Which lines of the records contain the word "JSON"? Copy each one.

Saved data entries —

----------

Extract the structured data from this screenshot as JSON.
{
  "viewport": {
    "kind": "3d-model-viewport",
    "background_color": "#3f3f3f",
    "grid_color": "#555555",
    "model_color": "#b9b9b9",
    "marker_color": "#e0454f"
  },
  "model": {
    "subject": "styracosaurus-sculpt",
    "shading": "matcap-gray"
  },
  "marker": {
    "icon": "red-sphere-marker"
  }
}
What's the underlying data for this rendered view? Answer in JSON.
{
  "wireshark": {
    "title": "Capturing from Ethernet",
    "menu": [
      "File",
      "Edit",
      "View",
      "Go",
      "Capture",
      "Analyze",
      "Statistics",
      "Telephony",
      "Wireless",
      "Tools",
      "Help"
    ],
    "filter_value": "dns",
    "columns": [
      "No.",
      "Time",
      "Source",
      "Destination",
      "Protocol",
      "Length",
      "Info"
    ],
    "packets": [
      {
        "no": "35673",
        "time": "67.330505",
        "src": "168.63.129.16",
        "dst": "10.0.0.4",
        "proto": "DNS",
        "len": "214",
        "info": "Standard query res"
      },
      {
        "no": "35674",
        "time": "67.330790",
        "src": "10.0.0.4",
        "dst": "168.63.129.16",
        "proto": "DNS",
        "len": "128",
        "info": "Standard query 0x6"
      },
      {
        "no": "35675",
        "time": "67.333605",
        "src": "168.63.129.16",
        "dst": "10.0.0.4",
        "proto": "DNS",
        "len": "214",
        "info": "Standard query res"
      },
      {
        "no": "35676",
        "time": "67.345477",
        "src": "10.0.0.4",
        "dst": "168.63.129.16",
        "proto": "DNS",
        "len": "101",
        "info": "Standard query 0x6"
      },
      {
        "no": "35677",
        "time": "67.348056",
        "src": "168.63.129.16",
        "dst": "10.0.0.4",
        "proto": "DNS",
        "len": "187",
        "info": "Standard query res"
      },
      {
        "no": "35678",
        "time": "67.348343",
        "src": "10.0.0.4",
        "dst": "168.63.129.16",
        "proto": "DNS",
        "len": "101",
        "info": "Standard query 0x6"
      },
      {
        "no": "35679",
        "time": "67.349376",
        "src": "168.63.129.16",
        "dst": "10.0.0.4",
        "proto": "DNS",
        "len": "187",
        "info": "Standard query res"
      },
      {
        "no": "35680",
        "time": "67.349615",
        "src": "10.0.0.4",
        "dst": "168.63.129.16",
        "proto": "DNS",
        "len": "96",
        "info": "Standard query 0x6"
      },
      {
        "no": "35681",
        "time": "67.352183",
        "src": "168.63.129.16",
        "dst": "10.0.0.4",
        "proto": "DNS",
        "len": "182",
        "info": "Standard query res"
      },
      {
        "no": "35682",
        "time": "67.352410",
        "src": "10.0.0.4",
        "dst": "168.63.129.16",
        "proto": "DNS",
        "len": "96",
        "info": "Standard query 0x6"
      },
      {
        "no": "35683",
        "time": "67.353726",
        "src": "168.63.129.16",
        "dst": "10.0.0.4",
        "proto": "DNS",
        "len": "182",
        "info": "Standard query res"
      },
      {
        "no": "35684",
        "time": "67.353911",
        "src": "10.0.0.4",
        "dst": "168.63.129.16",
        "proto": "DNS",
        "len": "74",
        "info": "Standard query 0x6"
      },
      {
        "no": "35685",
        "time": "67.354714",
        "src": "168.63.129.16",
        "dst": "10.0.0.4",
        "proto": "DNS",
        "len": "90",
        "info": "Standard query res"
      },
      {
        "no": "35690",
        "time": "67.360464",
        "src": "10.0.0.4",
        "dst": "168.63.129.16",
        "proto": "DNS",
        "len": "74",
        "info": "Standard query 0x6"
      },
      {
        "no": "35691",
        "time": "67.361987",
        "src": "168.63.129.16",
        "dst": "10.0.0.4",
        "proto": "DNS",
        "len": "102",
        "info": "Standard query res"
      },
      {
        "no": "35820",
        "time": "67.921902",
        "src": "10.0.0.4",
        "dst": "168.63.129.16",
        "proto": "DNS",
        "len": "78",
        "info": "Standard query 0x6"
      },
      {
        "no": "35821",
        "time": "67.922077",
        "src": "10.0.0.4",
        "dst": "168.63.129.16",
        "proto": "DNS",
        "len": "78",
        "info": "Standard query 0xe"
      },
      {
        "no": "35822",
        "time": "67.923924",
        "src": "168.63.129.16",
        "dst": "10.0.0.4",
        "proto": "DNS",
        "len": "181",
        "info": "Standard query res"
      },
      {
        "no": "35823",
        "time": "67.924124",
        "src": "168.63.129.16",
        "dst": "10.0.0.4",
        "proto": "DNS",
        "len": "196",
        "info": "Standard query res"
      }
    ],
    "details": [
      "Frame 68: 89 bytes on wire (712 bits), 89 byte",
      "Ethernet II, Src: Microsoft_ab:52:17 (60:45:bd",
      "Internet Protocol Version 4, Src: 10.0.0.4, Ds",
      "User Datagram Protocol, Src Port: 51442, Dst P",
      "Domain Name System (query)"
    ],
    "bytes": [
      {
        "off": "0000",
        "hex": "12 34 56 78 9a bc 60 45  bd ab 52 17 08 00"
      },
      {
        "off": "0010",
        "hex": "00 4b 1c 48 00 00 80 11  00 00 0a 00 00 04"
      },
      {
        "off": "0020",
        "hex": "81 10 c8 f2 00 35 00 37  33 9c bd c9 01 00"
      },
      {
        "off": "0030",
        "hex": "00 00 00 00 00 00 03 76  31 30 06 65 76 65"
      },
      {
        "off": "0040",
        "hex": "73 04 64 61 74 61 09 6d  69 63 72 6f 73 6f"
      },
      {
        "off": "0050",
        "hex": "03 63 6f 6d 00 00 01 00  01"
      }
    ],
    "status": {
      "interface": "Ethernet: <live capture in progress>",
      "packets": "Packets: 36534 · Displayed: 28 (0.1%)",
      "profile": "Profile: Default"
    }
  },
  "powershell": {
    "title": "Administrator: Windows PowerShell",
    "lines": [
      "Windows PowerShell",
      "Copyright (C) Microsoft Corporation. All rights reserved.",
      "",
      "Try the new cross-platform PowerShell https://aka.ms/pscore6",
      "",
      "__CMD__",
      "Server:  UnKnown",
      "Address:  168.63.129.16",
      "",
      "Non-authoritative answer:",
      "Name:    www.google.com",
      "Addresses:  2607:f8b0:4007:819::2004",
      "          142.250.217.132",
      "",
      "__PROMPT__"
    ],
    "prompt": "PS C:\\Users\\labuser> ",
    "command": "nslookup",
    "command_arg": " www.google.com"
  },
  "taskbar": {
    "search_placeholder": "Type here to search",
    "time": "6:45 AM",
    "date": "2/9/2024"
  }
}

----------

RESPONSE AREA —
Extract the structured data from this screenshot as JSON.
What's the underlying data for this rendered view? Answer in JSON.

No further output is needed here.